## Material to process
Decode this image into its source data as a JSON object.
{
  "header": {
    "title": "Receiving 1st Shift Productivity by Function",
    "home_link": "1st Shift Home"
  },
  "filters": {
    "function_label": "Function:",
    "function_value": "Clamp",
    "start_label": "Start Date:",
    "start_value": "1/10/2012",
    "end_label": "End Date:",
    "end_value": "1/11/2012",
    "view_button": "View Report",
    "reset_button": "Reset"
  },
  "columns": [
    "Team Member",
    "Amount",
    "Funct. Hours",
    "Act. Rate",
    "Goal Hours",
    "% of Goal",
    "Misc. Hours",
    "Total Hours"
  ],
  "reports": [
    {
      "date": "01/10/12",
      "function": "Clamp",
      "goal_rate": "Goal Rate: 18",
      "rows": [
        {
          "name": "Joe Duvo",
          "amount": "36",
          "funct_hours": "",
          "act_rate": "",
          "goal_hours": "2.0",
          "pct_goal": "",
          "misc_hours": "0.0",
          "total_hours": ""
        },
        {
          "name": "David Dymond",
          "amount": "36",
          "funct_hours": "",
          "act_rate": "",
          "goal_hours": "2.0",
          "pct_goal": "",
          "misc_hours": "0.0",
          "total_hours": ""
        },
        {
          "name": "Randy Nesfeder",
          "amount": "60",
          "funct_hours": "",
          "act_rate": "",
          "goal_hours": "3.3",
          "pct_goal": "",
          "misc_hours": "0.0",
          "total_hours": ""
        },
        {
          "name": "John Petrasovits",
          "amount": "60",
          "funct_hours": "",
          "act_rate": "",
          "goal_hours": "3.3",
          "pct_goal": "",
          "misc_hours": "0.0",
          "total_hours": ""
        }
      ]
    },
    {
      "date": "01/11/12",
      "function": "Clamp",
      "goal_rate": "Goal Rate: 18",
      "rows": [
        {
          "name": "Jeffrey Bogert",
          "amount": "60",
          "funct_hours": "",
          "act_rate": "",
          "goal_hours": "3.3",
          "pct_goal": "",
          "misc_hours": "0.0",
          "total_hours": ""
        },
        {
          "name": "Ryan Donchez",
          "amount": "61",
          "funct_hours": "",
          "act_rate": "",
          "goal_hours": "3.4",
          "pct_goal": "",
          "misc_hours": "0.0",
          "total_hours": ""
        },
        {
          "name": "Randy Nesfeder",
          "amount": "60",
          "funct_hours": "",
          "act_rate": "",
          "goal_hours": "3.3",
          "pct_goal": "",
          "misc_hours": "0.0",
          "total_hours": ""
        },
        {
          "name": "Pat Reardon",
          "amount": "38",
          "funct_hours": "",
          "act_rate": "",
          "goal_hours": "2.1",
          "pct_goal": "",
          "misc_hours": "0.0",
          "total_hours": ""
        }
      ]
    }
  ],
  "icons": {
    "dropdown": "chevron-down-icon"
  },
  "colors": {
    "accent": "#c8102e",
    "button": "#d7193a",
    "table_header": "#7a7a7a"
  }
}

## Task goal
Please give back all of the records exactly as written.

## Answer below
Decode this image into its source data as a JSON object.
{
  "header": {
    "title": "Receiving 1st Shift Productivity by Function",
    "home_link": "1st Shift Home"
  },
  "filters": {
    "function_label": "Function:",
    "function_value": "Clamp",
    "start_label": "Start Date:",
    "start_value": "1/10/2012",
    "end_label": "End Date:",
    "end_value": "1/11/2012",
    "view_button": "View Report",
    "reset_button": "Reset"
  },
  "columns": [
    "Team Member",
    "Amount",
    "Funct. Hours",
    "Act. Rate",
    "Goal Hours",
    "% of Goal",
    "Misc. Hours",
    "Total Hours"
  ],
  "reports": [
    {
      "date": "01/10/12",
      "function": "Clamp",
      "goal_rate": "Goal Rate: 18",
      "rows": [
        {
          "name": "Joe Duvo",
          "amount": "36",
          "funct_hours": "",
          "act_rate": "",
          "goal_hours": "2.0",
          "pct_goal": "",
          "misc_hours": "0.0",
          "total_hours": ""
        },
        {
          "name": "David Dymond",
          "amount": "36",
          "funct_hours": "",
          "act_rate": "",
          "goal_hours": "2.0",
          "pct_goal": "",
          "misc_hours": "0.0",
          "total_hours": ""
        },
        {
          "name": "Randy Nesfeder",
          "amount": "60",
          "funct_hours": "",
          "act_rate": "",
          "goal_hours": "3.3",
          "pct_goal": "",
          "misc_hours": "0.0",
          "total_hours": ""
        },
        {
          "name": "John Petrasovits",
          "amount": "60",
          "funct_hours": "",
          "act_rate": "",
          "goal_hours": "3.3",
          "pct_goal": "",
          "misc_hours": "0.0",
          "total_hours": ""
        }
      ]
    },
    {
      "date": "01/11/12",
      "function": "Clamp",
      "goal_rate": "Goal Rate: 18",
      "rows": [
        {
          "name": "Jeffrey Bogert",
          "amount": "60",
          "funct_hours": "",
          "act_rate": "",
          "goal_hours": "3.3",
          "pct_goal": "",
          "misc_hours": "0.0",
          "total_hours": ""
        },
        {
          "name": "Ryan Donchez",
          "amount": "61",
          "funct_hours": "",
          "act_rate": "",
          "goal_hours": "3.4",
          "pct_goal": "",
          "misc_hours": "0.0",
          "total_hours": ""
        },
        {
          "name": "Randy Nesfeder",
          "amount": "60",
          "funct_hours": "",
          "act_rate": "",
          "goal_hours": "3.3",
          "pct_goal": "",
          "misc_hours": "0.0",
          "total_hours": ""
        },
        {
          "name": "Pat Reardon",
          "amount": "38",
          "funct_hours": "",
          "act_rate": "",
          "goal_hours": "2.1",
          "pct_goal": "",
          "misc_hours": "0.0",
          "total_hours": ""
        }
      ]
    }
  ],
  "icons": {
    "dropdown": "chevron-down-icon"
  },
  "colors": {
    "accent": "#c8102e",
    "button": "#d7193a",
    "table_header": "#7a7a7a"
  }
}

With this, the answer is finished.